The owner of an organic cafe which has been forced to close down has dubbed Milton Keynes Council ‘uncaring’.
Squeaks Organic Eatery based in Highley Grove, Broughton, shut earlier this week following a visit from council planning officers.
The popular, non-profit making venue,, which is heavily involved in the community on the estate and served as a hub for protests against a council decision to close the Broughton Gate Skate Park had failed to comply with conditions regarding car parking spaces and access to the building.
Owner Katrina Creaser, who started Squeaks in 2011 with her husband John, contacted the Citizen on social networking site Twitter to say the changes amount to parking ‘our cars in a different direction, and changing four letters on a drawing,’ but would cost several thousand pounds to implement.
But a council spokesman said the cafe had only ever been granted permission to run as an internet cafe, adding that officers had done everything they could to help keep it open.
In her Tweet to the Citizen, Mrs Creaser said: ‘We can’t afford to comply with conditions of our planning, although we are not harming anyone.

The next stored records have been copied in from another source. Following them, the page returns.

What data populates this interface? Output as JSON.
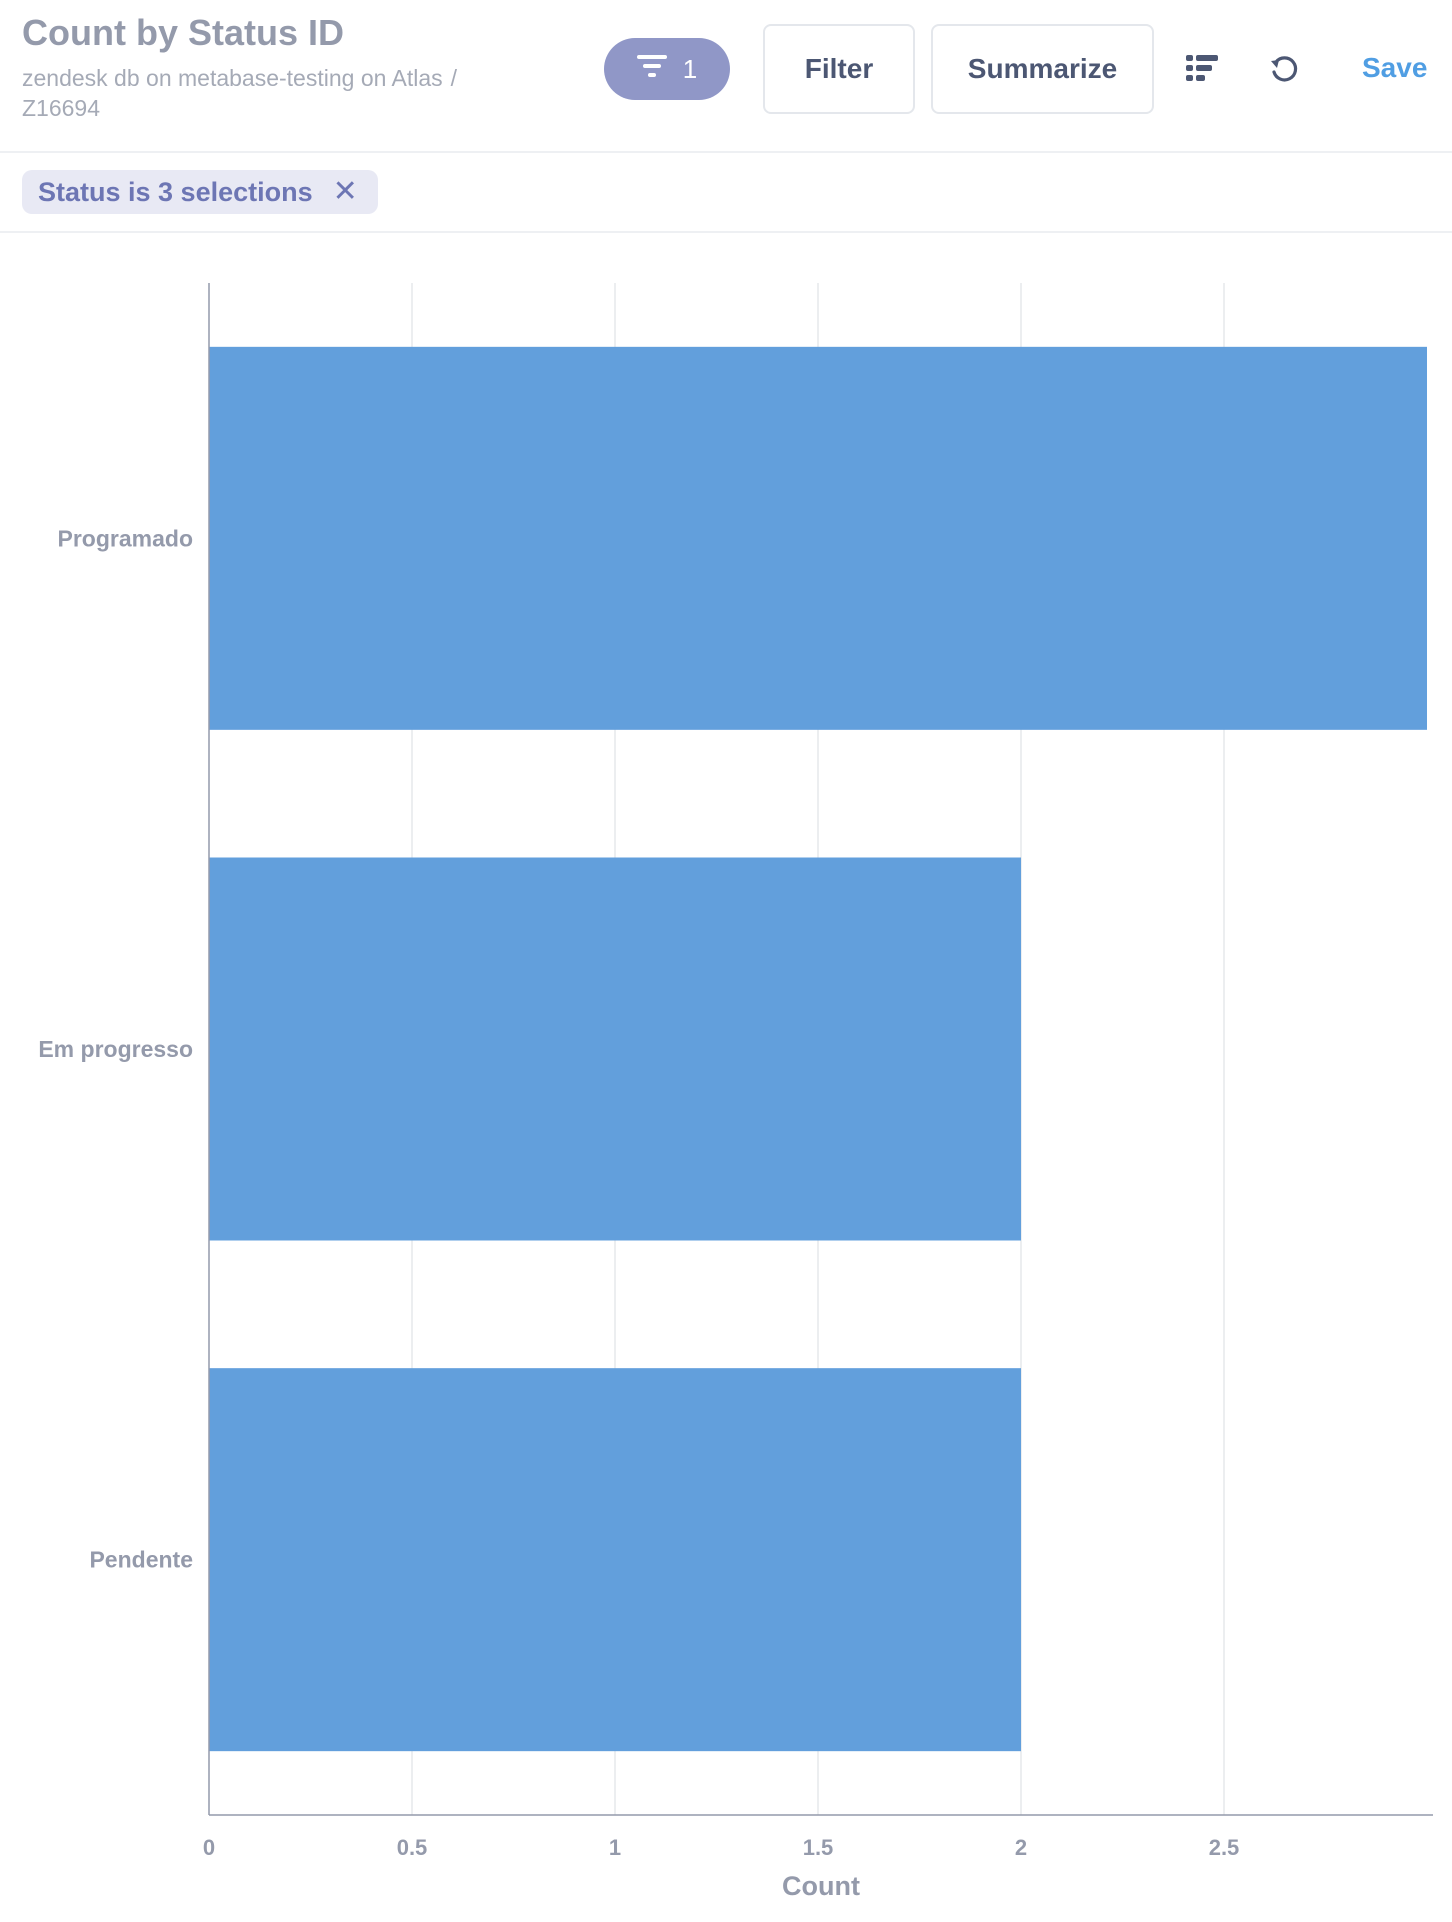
{
  "header": {
    "title": "Count by Status ID",
    "breadcrumb": {
      "source": "zendesk db on metabase-testing on Atlas",
      "separator": "/",
      "table": "Z16694"
    },
    "filter_count": "1",
    "filter_button": "Filter",
    "summarize_button": "Summarize",
    "save_label": "Save",
    "icons": {
      "filter": "filter-funnel-icon",
      "list": "list-icon",
      "refresh": "refresh-icon"
    }
  },
  "filters": {
    "chip_label": "Status is 3 selections",
    "chip_close": "✕"
  },
  "colors": {
    "bar": "#629fdc",
    "accent": "#509ee3",
    "filter_pill": "#9097c7"
  },
  "chart_data": {
    "type": "bar",
    "orientation": "horizontal",
    "categories": [
      "Programado",
      "Em progresso",
      "Pendente"
    ],
    "values": [
      3,
      2,
      2
    ],
    "xlabel": "Count",
    "ylabel": "",
    "xlim": [
      0,
      3
    ],
    "xticks": [
      "0",
      "0.5",
      "1",
      "1.5",
      "2",
      "2.5"
    ],
    "grid": true
  }
}
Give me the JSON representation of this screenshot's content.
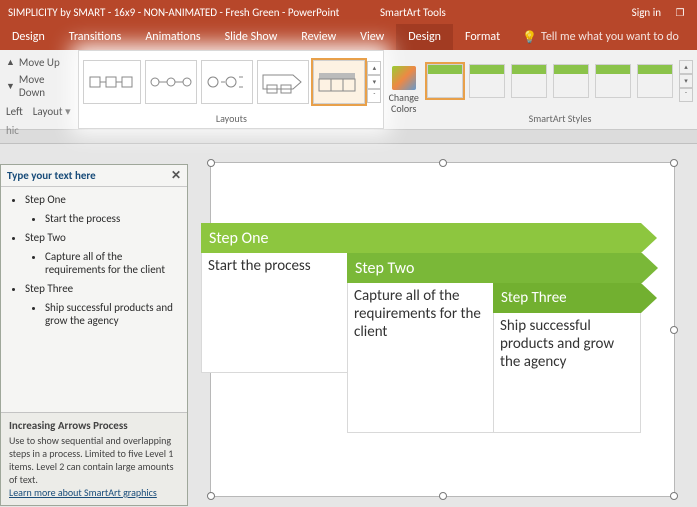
{
  "titlebar": {
    "title": "SIMPLICITY by SMART - 16x9 - NON-ANIMATED - Fresh Green - PowerPoint",
    "context_tab": "SmartArt Tools",
    "signin": "Sign in"
  },
  "tabs": {
    "design": "Design",
    "transitions": "Transitions",
    "animations": "Animations",
    "slideshow": "Slide Show",
    "review": "Review",
    "view": "View",
    "sa_design": "Design",
    "format": "Format",
    "tellme": "Tell me what you want to do"
  },
  "reorder": {
    "moveup": "Move Up",
    "movedown": "Move Down",
    "left": "Left",
    "layout": "Layout",
    "hic": "hic"
  },
  "groups": {
    "layouts": "Layouts",
    "change_colors": "Change Colors",
    "styles": "SmartArt Styles"
  },
  "textpane": {
    "header": "Type your text here",
    "items": [
      {
        "title": "Step One",
        "sub": "Start the process"
      },
      {
        "title": "Step Two",
        "sub": "Capture all of the requirements for the client"
      },
      {
        "title": "Step Three",
        "sub": "Ship successful products and grow the agency"
      }
    ],
    "info_title": "Increasing Arrows Process",
    "info_body": "Use to show sequential and overlapping steps in a process. Limited to five Level 1 items. Level 2 can contain large amounts of text.",
    "info_link": "Learn more about SmartArt graphics"
  },
  "smartart": {
    "step1_title": "Step One",
    "step1_desc": "Start the process",
    "step2_title": "Step Two",
    "step2_desc": "Capture all of the requirements for the client",
    "step3_title": "Step Three",
    "step3_desc": "Ship successful products and grow the agency"
  }
}
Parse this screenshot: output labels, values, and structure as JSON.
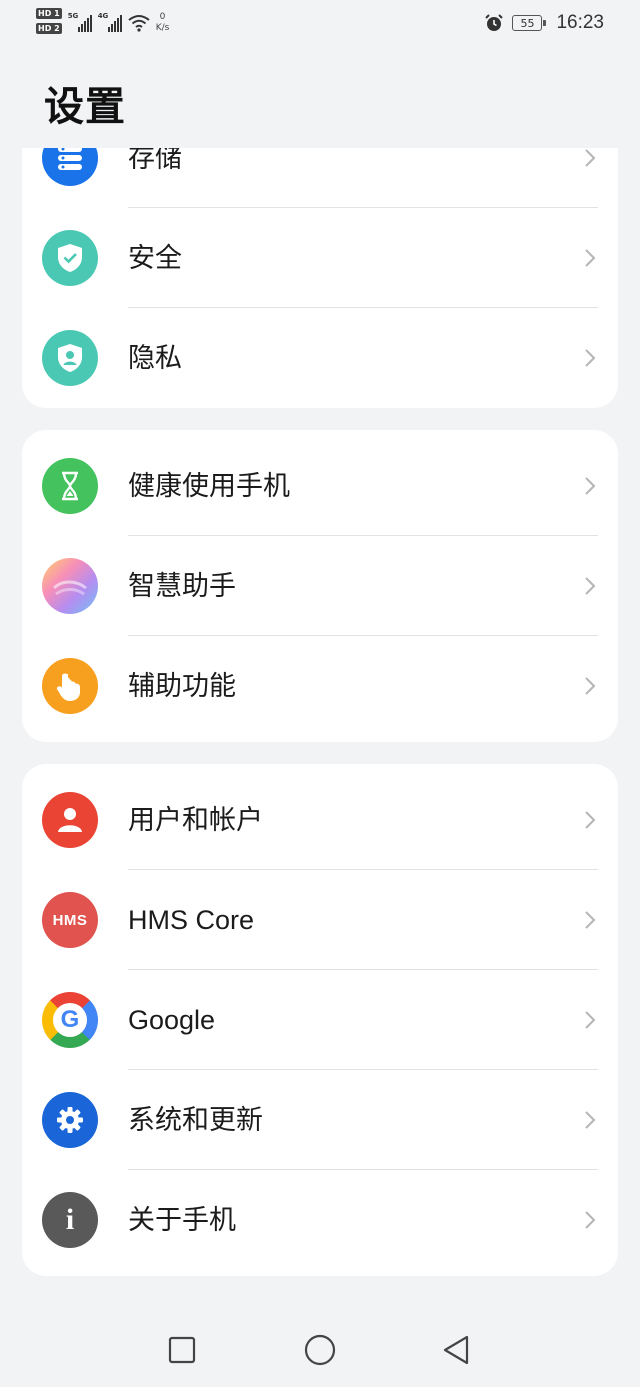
{
  "status_bar": {
    "hd1": "HD 1",
    "hd2": "HD 2",
    "network1": "5G",
    "network2": "4G",
    "speed_value": "0",
    "speed_unit": "K/s",
    "battery": "55",
    "time": "16:23"
  },
  "page": {
    "title": "设置"
  },
  "groups": [
    {
      "items": [
        {
          "label": "存储",
          "icon": "storage-icon",
          "color": "#1a73e8"
        },
        {
          "label": "安全",
          "icon": "shield-icon",
          "color": "#4bc8b4"
        },
        {
          "label": "隐私",
          "icon": "privacy-icon",
          "color": "#4bc8b4"
        }
      ]
    },
    {
      "items": [
        {
          "label": "健康使用手机",
          "icon": "hourglass-icon",
          "color": "#43c25d"
        },
        {
          "label": "智慧助手",
          "icon": "assistant-icon",
          "color": "#f3a6c8"
        },
        {
          "label": "辅助功能",
          "icon": "hand-icon",
          "color": "#f7a01f"
        }
      ]
    },
    {
      "items": [
        {
          "label": "用户和帐户",
          "icon": "user-icon",
          "color": "#e94434"
        },
        {
          "label": "HMS Core",
          "icon": "hms-icon",
          "icon_text": "HMS",
          "color": "#e0534f"
        },
        {
          "label": "Google",
          "icon": "google-icon",
          "icon_text": "G",
          "color": "#4285f4"
        },
        {
          "label": "系统和更新",
          "icon": "gear-icon",
          "color": "#1a66d9"
        },
        {
          "label": "关于手机",
          "icon": "info-icon",
          "icon_text": "i",
          "color": "#595959"
        }
      ]
    }
  ],
  "nav": {
    "recents": "recents-square-icon",
    "home": "home-circle-icon",
    "back": "back-triangle-icon"
  }
}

‘Planning requires that we park our cars in a different direction, and change four letters on a drawing - costing us a few grand’.
She later told this newspaper: “I have closed. I’ve thrown in the towel.
“It was a condition put on my planning and I appreciaate they can’t change the rules, even though I’m a community service and non-profit making.
“We have had no problems with the parking and the council confirmed it has had no complaints about it.
“The other reason is that we are operating as a cafe and not an internet cafe as we only have one computer. But a lot of people bring thier own devices and connect to our super fast broadband.”
She added that a ‘simple copy and paste’ error meant the layout of the cafe doesn’t exactly match that agreed with the council when planning permission was agreed.
“It is a shame, because it is all paperwork but in reality people like this place and it is buzzing.
“Everything we try to do to help the community gets scuppered by this council.
“My husband and I have even thought about getting out of MK because we don’t seem to fit here.
“I asked the council to give me a break. I’m not a big corporation, the business is non-profit making and I wasn’t even getting paid.
“I was doing it out of love. If I can’t do something out of love, it is wrong.
“I want people at the council to realise they are losing their humanity.
“I have had several letters and every letter I have sent back has been in a pleading way. I need more time to get computers and money for planning changes, but they just follow the rules.
“There was no bend at all and it ended with ‘if you do apply for planning permission, you might not get it’.
“It was all very uncaring.”
And one customer Steven Dryden-Hall told the Citizen: “It’s such a shame that a brilliant cafe has been closed down.
“The food was fresh and quirky, the people were really friendly and it was a great place for meetings.”
Milton Keynes Council released a statement saying: ‘The Squeaks Organic Eatery was given planning permission in December 2011, to operate as an internet café – not a standard café.
‘An original application was submitted for a standard café and this was withdrawn following concerns raised by council officers over the impact of a café use on the area. Therefore use of the premises as a standard café has been considered by planning officers before.
‘However, when we carried out a compliance visit in June we found only one laptop computer immediately available on site, with meals being served throughout the area designated for the internet café, plus an area specifically designated for a shop. Consequently, the property was trading as a normal café which is not the approved primary use.
‘Sadly, despite repeated requests, the owners are still failing to meet their original planning conditions, including a condition to provide three clearly designated customer parking spaces next to the premises and further to provide access by way of a dropped kerb. These conditions were on the advice of our highways officers, in order to minimise danger, obstruction and inconvenience to users of the highway and of the access.
‘We have tried very hard to work with the Squeaks Organic Eatery. We originally sent a letter outlining their options and to request a written proposal outlining the option they have chosen within 28 days. This did not happen.
‘We then gave another 14 days plus an additional seven days; still they failed to act. We advised them that they are free to meet the conditions as approved or apply to vary them or apply for a full café use. As yet, the owners have not undertaken formal steps to either comply or to remedy the situation with an appropriate application.
‘We are not trying to close a community facility down and we always work with local businesses where we can, but we need their co-operation to do this.’
Squeaks will continue to run workshops from the cafe building.